She did not think the board had sufficient information or time to commit to that, as the SAFER application is due March 22.

Trustee Kevin Wanggaard said that although he wasn’t advocating for it, the village could decide to not keep the additional firefighters on staff after the third year if it couldn’t find the money to pay them. Hiring employees and then firing them when the grant money runs out is a bad way to do business, answered Trustee Dave Prott.

Trustee Lee Wishau suggested the board do some long-term planning and look at all its options before making any decisions. He also asked why staffing at the Fire Department was not discussed at budget time.

“At budget time I did request more personnel, and at budget time you guys said ‘it’s not feasible.’ ” Roeder said.

The chief said that at that time the board told him to come back and ask for more personnel by using the SAFER grant.

After the meeting, Roeder declined to comment on the board’s decision to deny the grant application request.

Other staffing, funding options

One option the village could consider for increased funding for both the Caledonia fire and police departments is going to referendum and ask the citizens for more money, Roeder said.

“That provides the citizens of the village to speak up and say, ‘Yes, we’ll fund this,’ ” he said.

Another option for additional revenue is an increase in ambulance fees. Henningfield suggested increasing fees by about 20 percent. Current fees were set in 2014, and the department’s own billing company said it is currently undercharging for its services compared to other departments. The increase would net the village an additional $47,000 in revenue per year.

Trustee Jay Benkowski said the department should increase the fees even more than 20 percent.

Henningfield presented some staffing options other than creating new full-time positions, including paying part-time, on-call firefighters who respond after radio page. The department eliminated use of paid-on-call firefighters in 1999 as the system wasn’t working well in what was then the Town of Caledonia. Many other departments have had trouble with type of system, Roeder said.

Henningfield said these firefighters often don’t stay with the department very long, resulting in a revolving door of firefighters getting trained, then leaving for career positions.

Another option was paid-on-premise firefighters, who would work regular shifts at the station, and would be paid a lower rate until they went out on a call. The department would have to hire 15 of these part-timers to ensure none got more than 1,200 hours per year, which would allow them to receive benefits.

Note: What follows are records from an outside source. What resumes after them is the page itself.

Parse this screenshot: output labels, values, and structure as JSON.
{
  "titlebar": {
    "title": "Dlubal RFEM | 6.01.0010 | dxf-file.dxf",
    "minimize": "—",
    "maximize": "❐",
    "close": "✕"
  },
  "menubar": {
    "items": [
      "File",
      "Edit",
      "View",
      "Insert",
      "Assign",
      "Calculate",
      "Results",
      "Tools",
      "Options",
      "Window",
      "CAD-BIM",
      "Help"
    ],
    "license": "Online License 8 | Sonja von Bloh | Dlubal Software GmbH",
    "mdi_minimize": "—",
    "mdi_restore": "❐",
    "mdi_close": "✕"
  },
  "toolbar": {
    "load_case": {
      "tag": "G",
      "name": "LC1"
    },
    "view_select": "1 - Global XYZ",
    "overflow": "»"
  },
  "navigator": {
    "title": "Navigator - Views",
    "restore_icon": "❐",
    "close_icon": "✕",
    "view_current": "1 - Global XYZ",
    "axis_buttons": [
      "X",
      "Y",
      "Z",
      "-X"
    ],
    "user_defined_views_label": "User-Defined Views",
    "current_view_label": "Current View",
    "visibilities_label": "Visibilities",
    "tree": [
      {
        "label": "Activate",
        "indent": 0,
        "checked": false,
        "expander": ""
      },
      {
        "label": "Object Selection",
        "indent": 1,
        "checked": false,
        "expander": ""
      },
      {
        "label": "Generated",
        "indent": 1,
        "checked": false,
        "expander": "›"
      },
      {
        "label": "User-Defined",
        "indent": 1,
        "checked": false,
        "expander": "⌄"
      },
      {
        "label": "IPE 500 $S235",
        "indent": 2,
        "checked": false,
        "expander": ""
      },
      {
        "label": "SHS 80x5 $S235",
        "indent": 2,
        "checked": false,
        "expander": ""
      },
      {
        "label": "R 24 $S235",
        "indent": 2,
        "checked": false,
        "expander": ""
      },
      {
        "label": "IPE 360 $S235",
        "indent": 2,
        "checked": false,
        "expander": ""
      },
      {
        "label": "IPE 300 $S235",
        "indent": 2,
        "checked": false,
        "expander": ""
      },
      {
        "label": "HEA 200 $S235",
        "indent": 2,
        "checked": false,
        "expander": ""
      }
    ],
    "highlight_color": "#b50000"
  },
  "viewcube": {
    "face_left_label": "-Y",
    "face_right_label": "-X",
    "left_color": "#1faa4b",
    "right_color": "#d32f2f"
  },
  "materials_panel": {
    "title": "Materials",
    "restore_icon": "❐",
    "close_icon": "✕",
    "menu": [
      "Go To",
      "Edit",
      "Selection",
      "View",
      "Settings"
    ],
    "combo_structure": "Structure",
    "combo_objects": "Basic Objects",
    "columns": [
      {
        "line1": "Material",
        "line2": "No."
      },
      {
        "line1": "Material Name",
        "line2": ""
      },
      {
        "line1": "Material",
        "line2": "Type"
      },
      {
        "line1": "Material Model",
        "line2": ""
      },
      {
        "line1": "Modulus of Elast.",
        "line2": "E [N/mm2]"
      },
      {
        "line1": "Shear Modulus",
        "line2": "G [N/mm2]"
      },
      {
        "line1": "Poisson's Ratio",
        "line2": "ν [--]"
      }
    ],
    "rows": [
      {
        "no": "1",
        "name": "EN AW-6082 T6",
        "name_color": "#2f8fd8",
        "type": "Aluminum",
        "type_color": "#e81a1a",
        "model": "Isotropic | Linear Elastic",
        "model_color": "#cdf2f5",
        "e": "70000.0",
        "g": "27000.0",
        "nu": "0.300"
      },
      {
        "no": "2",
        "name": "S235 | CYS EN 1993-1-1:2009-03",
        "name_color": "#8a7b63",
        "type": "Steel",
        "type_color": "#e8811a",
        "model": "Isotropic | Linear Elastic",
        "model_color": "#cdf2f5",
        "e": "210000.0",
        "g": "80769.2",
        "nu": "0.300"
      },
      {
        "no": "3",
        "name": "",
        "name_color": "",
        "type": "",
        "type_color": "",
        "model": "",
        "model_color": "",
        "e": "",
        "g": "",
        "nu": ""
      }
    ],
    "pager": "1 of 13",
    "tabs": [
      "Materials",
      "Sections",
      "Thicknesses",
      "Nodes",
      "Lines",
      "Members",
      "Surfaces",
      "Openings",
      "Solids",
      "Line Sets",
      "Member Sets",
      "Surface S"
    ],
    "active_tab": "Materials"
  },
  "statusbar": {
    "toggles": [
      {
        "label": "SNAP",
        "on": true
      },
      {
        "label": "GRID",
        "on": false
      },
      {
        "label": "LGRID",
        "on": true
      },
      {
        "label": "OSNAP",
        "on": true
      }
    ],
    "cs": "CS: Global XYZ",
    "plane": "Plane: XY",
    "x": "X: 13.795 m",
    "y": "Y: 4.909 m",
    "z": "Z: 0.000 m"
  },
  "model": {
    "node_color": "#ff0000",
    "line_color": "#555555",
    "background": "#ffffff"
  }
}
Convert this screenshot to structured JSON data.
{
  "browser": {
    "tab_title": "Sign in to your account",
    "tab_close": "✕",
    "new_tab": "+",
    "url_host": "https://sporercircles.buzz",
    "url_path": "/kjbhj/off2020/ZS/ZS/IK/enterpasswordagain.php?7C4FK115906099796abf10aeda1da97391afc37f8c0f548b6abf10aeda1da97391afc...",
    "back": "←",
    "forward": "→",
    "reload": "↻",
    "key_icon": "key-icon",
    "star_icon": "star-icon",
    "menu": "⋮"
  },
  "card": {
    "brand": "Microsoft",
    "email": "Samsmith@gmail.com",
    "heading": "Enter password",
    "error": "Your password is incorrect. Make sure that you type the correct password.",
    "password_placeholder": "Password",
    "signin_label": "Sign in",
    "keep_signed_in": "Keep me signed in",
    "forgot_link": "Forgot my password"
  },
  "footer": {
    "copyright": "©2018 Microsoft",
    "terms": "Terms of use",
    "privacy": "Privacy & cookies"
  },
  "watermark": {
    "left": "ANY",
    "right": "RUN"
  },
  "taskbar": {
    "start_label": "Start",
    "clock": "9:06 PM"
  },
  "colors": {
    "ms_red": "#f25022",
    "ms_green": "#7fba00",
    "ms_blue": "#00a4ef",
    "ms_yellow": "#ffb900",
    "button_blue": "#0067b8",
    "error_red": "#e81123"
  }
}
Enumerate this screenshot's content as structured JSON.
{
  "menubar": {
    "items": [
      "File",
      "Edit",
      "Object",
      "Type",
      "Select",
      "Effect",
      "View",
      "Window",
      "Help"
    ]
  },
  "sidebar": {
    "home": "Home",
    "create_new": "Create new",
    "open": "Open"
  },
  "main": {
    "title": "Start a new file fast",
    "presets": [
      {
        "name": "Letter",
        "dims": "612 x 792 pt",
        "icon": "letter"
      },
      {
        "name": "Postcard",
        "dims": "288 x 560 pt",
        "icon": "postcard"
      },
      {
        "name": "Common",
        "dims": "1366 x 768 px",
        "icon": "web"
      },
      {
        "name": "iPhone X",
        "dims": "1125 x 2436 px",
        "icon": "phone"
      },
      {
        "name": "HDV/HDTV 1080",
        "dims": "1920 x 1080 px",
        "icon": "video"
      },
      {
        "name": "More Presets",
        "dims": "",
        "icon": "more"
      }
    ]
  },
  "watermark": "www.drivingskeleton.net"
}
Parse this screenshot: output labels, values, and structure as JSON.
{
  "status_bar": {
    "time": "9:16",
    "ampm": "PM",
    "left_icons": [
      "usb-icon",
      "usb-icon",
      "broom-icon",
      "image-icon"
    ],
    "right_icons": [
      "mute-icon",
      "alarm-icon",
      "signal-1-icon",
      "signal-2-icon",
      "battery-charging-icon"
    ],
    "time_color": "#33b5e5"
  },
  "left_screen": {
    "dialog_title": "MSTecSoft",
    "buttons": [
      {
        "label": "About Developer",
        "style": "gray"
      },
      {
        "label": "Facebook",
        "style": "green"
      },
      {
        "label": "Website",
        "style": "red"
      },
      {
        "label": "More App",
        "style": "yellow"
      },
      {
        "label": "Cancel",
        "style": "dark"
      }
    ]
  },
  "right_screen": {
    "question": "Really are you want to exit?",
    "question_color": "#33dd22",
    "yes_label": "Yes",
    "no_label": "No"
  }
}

Roeder and Henningfield both recommended against these options.


Demske


Roeder